** STUDY MATERIAL follows **

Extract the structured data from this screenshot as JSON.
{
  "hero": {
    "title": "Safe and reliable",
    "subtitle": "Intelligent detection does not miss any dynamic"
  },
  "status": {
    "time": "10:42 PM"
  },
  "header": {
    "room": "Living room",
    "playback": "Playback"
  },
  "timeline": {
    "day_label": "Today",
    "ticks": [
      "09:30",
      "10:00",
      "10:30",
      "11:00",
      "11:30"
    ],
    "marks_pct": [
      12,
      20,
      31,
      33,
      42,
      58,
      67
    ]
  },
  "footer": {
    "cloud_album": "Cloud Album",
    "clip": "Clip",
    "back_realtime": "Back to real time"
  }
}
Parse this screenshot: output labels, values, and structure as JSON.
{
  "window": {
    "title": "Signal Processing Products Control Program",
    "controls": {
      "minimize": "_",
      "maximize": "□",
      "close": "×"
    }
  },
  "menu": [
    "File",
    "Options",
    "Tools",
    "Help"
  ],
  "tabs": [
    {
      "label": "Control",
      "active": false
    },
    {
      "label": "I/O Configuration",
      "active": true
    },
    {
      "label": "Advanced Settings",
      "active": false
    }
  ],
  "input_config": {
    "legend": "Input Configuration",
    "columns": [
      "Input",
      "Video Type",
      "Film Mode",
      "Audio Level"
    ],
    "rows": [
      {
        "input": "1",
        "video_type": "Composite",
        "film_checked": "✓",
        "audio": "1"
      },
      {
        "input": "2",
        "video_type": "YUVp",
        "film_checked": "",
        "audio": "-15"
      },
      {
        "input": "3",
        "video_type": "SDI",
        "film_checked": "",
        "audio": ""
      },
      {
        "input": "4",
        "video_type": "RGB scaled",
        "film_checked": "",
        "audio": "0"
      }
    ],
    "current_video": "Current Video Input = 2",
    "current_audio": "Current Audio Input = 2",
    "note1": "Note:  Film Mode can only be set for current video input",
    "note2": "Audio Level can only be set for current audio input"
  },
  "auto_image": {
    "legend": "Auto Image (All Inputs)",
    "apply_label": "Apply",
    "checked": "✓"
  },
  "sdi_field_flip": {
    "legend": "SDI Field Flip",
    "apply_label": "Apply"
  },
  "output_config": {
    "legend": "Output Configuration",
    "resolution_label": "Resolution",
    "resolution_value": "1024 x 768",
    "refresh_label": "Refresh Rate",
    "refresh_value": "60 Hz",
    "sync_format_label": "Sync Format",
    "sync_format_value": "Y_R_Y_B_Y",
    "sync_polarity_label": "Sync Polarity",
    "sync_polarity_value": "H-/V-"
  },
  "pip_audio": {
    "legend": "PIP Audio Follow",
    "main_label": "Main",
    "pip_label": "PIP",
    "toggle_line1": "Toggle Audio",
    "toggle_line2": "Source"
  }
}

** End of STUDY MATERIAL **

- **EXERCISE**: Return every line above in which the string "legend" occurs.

- **SOLUTION TO THIS PROBLEM**:
    "legend": "Input Configuration",
    "legend": "Auto Image (All Inputs)",
    "legend": "SDI Field Flip",
    "legend": "Output Configuration",
    "legend": "PIP Audio Follow",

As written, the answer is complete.